| Exercise aim |
Answer with the number of lines in the records that contain "screenshot" and with nothing else.

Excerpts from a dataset
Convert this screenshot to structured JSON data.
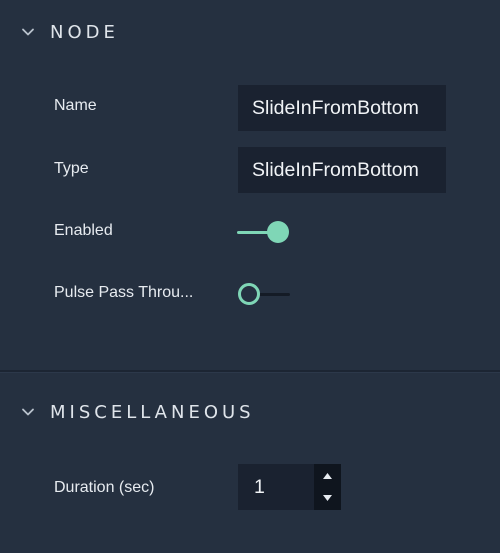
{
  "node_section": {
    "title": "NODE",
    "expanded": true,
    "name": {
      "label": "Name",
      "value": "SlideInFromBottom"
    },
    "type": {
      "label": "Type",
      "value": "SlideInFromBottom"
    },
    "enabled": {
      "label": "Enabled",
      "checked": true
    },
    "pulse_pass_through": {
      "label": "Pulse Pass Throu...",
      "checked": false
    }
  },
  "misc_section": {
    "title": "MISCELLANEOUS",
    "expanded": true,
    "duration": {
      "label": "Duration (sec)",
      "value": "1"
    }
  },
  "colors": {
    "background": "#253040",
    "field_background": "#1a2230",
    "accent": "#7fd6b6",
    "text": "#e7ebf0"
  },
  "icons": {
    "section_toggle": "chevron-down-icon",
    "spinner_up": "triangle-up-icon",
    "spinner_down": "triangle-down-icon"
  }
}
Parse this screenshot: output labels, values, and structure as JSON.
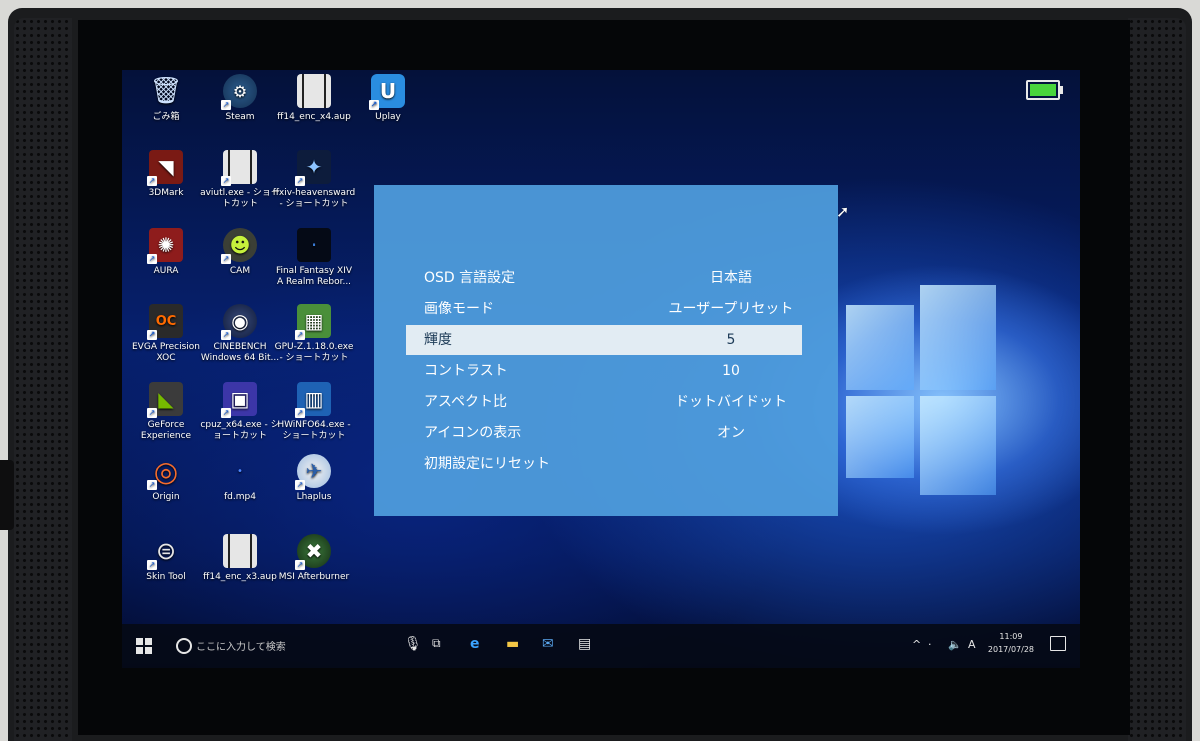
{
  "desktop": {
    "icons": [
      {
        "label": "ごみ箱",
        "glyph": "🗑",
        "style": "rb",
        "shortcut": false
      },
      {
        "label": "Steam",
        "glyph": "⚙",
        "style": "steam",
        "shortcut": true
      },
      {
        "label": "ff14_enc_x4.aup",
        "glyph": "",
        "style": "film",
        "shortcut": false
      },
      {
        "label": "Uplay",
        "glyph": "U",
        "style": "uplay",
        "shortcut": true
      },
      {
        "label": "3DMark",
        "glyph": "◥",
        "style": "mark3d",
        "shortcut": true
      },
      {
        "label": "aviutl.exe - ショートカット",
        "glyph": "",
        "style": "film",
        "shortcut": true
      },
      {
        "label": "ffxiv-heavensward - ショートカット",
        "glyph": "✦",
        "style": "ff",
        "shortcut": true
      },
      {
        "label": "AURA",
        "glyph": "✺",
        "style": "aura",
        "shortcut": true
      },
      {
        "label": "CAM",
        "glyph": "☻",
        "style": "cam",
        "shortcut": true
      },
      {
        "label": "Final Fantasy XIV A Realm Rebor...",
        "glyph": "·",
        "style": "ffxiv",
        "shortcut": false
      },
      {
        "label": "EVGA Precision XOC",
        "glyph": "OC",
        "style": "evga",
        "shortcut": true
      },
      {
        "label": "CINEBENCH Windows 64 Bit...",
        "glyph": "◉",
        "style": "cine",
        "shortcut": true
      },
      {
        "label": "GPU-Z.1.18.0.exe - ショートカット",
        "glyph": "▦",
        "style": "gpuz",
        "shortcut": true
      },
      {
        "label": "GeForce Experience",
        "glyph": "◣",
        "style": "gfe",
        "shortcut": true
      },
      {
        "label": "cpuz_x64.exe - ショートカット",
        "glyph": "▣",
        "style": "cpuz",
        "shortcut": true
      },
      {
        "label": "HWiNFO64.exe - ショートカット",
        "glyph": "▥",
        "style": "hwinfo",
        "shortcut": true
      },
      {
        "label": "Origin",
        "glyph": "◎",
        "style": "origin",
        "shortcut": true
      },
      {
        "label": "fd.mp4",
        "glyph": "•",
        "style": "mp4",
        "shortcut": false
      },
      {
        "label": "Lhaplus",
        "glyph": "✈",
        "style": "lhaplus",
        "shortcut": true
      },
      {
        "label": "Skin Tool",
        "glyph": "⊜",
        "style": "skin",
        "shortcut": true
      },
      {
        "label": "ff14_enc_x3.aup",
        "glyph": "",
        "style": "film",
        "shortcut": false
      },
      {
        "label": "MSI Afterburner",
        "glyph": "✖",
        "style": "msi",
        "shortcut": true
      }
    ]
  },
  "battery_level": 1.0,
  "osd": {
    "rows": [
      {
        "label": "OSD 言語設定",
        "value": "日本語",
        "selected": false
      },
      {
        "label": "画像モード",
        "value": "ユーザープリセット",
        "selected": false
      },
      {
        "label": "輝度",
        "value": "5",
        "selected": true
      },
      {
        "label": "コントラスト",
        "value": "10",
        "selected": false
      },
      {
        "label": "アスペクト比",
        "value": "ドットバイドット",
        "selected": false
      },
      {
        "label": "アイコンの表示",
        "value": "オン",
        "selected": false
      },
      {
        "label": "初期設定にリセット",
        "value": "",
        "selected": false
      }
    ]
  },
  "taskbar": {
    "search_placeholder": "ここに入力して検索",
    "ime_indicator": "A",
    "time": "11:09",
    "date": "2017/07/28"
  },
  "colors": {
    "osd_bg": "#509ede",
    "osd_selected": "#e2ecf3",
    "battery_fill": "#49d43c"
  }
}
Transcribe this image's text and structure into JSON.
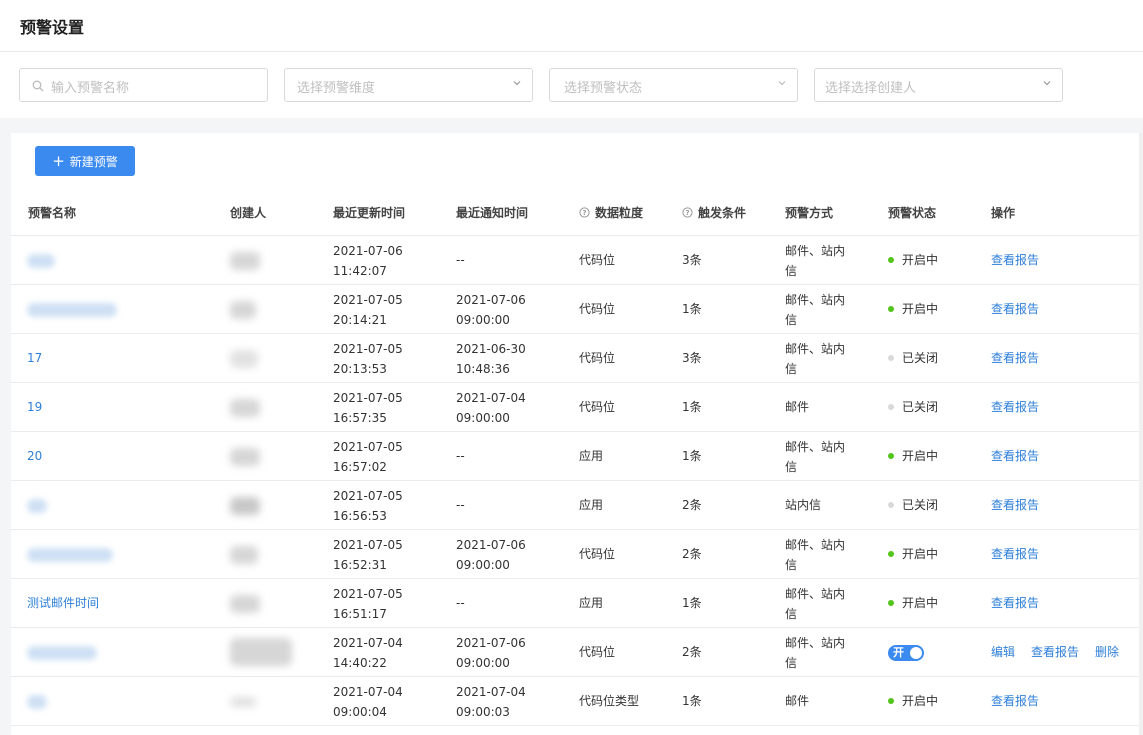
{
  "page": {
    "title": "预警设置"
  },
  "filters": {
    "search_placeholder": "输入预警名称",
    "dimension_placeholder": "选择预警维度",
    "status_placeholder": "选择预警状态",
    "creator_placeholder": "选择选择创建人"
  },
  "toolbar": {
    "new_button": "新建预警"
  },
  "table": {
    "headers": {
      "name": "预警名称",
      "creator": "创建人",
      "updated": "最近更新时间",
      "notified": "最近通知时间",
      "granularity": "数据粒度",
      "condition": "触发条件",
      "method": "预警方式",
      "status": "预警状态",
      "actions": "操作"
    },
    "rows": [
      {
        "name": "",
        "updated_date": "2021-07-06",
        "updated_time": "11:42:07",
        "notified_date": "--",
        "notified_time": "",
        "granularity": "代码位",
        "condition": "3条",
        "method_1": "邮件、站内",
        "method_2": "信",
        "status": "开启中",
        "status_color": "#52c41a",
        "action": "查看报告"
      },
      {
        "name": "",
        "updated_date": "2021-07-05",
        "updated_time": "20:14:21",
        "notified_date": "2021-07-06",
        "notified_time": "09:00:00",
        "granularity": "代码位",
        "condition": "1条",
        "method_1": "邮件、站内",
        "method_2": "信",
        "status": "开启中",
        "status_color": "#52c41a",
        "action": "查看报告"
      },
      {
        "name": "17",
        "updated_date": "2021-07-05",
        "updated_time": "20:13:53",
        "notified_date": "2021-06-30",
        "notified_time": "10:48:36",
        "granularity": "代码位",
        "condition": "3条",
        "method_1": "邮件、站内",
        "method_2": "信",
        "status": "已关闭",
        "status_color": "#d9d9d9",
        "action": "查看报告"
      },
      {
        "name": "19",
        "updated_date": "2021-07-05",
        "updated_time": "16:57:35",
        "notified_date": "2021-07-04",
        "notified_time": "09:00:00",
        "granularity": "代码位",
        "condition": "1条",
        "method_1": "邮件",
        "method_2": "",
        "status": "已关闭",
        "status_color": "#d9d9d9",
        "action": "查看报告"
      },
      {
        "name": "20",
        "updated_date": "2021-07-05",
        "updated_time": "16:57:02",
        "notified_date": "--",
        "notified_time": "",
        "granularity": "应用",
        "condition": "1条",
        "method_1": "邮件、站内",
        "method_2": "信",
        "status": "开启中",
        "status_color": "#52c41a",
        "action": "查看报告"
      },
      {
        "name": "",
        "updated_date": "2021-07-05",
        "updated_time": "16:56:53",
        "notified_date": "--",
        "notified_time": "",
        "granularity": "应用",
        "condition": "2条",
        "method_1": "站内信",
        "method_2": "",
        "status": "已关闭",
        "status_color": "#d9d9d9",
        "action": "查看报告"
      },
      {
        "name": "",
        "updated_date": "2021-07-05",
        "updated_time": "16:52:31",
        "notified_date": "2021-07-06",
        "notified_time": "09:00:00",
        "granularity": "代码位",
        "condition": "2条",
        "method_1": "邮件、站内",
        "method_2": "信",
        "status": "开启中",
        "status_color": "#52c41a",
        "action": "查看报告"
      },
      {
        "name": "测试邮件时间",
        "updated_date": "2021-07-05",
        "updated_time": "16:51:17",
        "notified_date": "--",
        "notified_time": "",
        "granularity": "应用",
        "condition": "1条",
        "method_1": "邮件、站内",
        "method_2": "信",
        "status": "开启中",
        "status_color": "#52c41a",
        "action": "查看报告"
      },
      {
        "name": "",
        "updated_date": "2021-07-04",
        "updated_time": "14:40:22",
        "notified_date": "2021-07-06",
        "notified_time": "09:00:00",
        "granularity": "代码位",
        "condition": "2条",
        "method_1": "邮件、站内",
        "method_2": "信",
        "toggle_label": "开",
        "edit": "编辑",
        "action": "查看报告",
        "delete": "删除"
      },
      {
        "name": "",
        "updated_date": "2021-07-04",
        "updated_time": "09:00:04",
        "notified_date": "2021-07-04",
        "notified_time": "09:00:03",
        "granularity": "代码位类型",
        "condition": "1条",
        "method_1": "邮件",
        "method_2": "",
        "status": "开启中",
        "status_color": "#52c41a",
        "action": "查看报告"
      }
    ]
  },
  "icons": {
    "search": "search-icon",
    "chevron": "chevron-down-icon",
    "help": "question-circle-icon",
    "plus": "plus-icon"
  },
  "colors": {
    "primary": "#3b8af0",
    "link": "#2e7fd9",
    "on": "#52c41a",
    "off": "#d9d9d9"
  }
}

| Written answer |
2